Seeking help for drug or alcohol addiction is a brave and courageous life-altering decision. It can be difficult to reach out for assistance and it is one that most hope to never have to make. Professionals in the field of addiction recognize this and strive to provide compassionate and effective care when an individual chooses to turn to them for help. Compassion is an integral part of addiction treatment and is a key ingredient in achieving long-term recovery.
Compassion provides aure of safety, security and acceptance, all of which are important to those who suffer from addiction. When an individual comes to treatment, it can be very intimidating as the idea of being judged and rejected in the recovery setting is quite common. Offering compassionate care by being warm, understanding and kind, will go a long way in helping the patient feel welcome, accepted, and heard.
Compassion also helps to build trust between the patient and the clinician. When a patient feels a deep emotional connection with his or her therapist, they will be more likely to open up and put forth the effort to seek and strive for recovery. When a care provider is able to show true empathy and compassion, the individual will be more inclined to value his or her feelings and put forth a greater effort to make positive changes in his or her behavior.
Compassion is also essential in helping those suffering with addiction to recognize the damaging behavior they have experienced and recognize the importance of working to make changes. It is often difficult for individuals to admit to themselves and to others that their addiction has led to negative consequences in their life, and often this contributes to the need to remain in a state of denial about the degree of the addiction and its consequences. Compassionate counselors offer a judgement-free environment to help individuals admit to and accept the reality of their current situation and to open their mind to seeking help and changing their behavior.

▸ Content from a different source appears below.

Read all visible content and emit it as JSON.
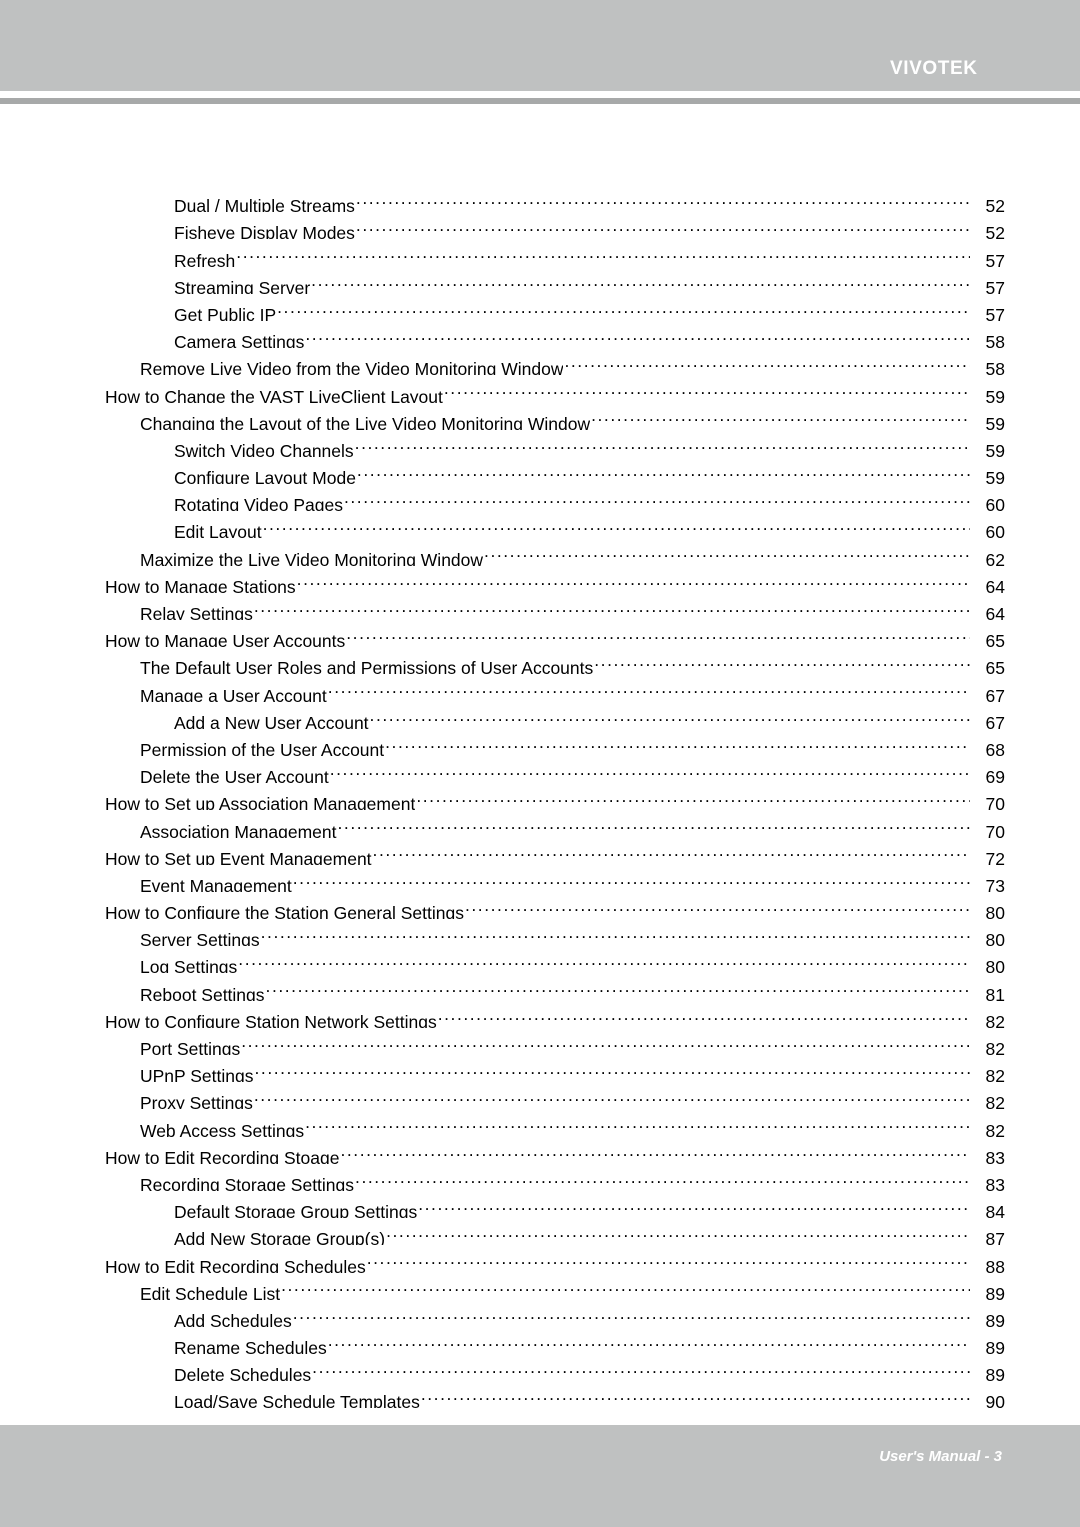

Finally, compassion helps reduce feelings of shame and guilt and fosters hope and motivation for recovering individuals to change their behavior and gain control over their addiction. In many cases, individuals come to treatment with feelings of shame and guilt due to their prior addictive behavior, often leading to feelings of worthlessness and helplessness. Compassion helps those suffering from addiction to understand that their past behaviors don’t define them and that there is still hope and opportunity to change for the better, thus creating an attitude of motivation for their recovery.
In conclusion, compassion is an integral part of addiction treatment that serves to provide a safe and judgment-free environment, build trust and respect between the patient and clinician, help individuals recognize their damaging behavior and foster hope and motivation for recovery. It enables those seeking help for addiction to work through their troubling emotions in order to accept their past and work towards achieving a better lifestyle and a better future. Compassionate care leads to positive health, lifestyle and mental changes, and it can ultimately help people heal from their addiction and create a life that is healthy and fulfilling.